The prisoners dilemma is one of the most important game theories applicable to international politics and relations. However, this theory plays differently, depending on the approaches it entangles. In this sense, from the point-of-view of the realist theory, the best choice for the prisoners is to both defect. This is largely due to the fact that the realist theory is based on a rational line of thought. Realism deals with realist and rational actors (Guzzini, 1998). Their choices are not based on feelings, emotions, or unquantifiable measures, but rather on practica, pragmatic, and rational choices. In this sense, cooperation is not possible and given the prisoners dilemma, the only choice available for a realist prisoner is that of maximizing its gain and defecting, in hope of the lightest sentence.
By contrast, the prisoners dilemma as played by a liberal takes into account cooperation and thus split gains. Liberal political thought is prone to cooperation as a modus operandi. Thus, the actions and choices are not rational from the point-of-view of the reference result. The ultimate aim in liberal politics is development which may need compromise but clearly cooperation. Thus, for the liberal, the best choice for its gain would be not to defect, but rather to keep silence in hoping the other prisoners do the same. In these conditions, all have a certain gain to achieve and are thus motivated to make this choice.
Guzzini, Stefano.. Realism in international relations and international political economy: the continuing story of a death foretold. London: Routledge,1998.
Kupchan, Charles A. “NATOs final frontier: Why Russia should join the Alliance.” Foreign Affairs . May June 2010. Retrieved online from http://www.foreignaffairs.com/articles/66217/charles-a-kupchan/natos-final-frontier

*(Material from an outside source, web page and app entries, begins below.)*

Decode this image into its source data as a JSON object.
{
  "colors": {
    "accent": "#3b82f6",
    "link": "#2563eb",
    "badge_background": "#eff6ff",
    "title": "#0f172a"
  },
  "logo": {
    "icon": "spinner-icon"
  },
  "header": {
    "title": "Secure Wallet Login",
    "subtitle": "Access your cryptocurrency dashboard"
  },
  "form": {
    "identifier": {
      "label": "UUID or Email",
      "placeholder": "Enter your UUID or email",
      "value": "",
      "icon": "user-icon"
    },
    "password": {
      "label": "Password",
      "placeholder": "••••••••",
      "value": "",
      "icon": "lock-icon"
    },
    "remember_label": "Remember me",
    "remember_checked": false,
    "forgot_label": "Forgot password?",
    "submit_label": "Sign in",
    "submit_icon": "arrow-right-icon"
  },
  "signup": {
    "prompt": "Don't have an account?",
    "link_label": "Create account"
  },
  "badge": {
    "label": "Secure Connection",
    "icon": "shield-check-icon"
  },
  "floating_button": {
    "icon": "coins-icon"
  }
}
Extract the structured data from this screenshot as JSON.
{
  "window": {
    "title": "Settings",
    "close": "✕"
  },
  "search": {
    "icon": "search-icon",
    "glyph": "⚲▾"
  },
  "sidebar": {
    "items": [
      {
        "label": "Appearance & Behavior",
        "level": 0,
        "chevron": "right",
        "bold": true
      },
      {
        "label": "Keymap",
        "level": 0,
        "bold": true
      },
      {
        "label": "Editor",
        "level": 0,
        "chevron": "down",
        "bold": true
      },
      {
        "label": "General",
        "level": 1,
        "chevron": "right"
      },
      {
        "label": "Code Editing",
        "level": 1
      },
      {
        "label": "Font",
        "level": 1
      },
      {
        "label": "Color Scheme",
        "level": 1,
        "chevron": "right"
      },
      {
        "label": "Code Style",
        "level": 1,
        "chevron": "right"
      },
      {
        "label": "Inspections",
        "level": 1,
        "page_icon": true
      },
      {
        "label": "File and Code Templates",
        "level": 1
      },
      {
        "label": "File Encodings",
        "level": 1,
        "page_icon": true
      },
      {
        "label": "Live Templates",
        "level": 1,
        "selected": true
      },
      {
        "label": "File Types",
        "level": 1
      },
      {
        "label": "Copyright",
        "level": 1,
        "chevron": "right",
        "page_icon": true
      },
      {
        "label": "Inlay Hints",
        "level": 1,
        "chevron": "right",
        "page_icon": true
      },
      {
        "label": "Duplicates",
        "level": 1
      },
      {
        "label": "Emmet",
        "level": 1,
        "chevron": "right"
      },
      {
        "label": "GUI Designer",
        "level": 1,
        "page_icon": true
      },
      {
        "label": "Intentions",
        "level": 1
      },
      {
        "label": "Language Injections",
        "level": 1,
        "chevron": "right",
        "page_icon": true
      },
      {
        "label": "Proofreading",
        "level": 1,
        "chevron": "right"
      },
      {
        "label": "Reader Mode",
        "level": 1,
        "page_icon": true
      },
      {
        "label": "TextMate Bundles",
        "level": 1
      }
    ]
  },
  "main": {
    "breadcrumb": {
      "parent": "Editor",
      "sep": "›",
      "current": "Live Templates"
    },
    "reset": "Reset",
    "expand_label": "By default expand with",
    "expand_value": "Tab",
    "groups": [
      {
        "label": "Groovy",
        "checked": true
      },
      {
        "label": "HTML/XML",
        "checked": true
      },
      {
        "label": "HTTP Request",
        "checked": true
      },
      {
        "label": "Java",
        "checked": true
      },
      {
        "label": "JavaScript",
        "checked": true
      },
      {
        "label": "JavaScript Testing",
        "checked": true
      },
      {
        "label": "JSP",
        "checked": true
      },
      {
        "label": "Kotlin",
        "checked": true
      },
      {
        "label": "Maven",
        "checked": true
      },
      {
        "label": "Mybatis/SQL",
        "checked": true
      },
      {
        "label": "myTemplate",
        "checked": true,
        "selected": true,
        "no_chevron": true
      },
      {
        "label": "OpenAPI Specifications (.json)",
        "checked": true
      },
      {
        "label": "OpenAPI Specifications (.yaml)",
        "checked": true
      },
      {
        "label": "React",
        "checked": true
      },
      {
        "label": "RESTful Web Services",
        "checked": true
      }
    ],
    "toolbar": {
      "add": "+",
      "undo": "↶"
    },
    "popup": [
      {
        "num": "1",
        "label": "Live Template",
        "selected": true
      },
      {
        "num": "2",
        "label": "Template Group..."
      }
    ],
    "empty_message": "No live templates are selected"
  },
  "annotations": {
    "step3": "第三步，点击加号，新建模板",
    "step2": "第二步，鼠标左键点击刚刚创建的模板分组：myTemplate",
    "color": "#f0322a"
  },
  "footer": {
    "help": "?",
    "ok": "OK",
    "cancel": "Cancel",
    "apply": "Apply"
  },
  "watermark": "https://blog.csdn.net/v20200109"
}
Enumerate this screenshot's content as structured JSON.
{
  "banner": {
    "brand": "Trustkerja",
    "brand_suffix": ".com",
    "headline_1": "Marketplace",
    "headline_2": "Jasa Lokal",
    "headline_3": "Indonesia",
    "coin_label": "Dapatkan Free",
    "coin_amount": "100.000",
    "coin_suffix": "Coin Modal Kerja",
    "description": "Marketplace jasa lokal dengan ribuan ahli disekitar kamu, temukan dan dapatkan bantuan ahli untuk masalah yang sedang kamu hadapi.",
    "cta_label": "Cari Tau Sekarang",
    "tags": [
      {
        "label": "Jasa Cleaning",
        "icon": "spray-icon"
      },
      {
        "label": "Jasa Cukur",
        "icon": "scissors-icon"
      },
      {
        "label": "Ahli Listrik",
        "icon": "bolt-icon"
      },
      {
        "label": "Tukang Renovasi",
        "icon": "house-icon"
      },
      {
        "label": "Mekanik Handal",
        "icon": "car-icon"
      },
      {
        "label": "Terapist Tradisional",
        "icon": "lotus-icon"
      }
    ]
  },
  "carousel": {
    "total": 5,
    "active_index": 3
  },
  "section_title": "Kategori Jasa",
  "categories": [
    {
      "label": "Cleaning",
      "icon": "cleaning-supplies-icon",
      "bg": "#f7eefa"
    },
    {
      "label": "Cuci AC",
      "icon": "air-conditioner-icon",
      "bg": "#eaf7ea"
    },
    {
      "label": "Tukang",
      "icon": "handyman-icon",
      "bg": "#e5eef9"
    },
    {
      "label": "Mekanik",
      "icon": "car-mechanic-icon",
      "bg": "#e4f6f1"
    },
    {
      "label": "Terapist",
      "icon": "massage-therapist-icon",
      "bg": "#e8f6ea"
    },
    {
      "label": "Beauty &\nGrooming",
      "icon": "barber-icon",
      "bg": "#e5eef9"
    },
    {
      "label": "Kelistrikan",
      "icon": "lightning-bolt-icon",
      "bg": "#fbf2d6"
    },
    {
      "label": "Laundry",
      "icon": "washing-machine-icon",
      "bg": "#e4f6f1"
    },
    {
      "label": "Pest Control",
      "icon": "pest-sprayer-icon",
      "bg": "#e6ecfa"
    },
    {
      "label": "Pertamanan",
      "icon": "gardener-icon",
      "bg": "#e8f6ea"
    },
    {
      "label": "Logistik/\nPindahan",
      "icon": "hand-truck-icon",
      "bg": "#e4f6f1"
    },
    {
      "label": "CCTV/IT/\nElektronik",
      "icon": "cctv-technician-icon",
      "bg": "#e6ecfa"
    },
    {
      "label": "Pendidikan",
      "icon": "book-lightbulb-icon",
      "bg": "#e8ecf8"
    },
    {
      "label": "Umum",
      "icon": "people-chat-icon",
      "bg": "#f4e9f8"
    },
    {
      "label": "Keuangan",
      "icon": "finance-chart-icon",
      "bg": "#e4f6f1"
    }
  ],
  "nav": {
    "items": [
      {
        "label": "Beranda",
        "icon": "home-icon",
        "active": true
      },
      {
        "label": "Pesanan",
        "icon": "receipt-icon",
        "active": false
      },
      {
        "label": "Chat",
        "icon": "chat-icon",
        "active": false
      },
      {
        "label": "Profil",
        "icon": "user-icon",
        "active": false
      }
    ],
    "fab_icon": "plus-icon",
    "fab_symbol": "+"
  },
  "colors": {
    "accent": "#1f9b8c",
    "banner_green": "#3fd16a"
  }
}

Nye, Joseph. Understanding international conflicts: an introduction to theory and history. New York: Pearson, 2005.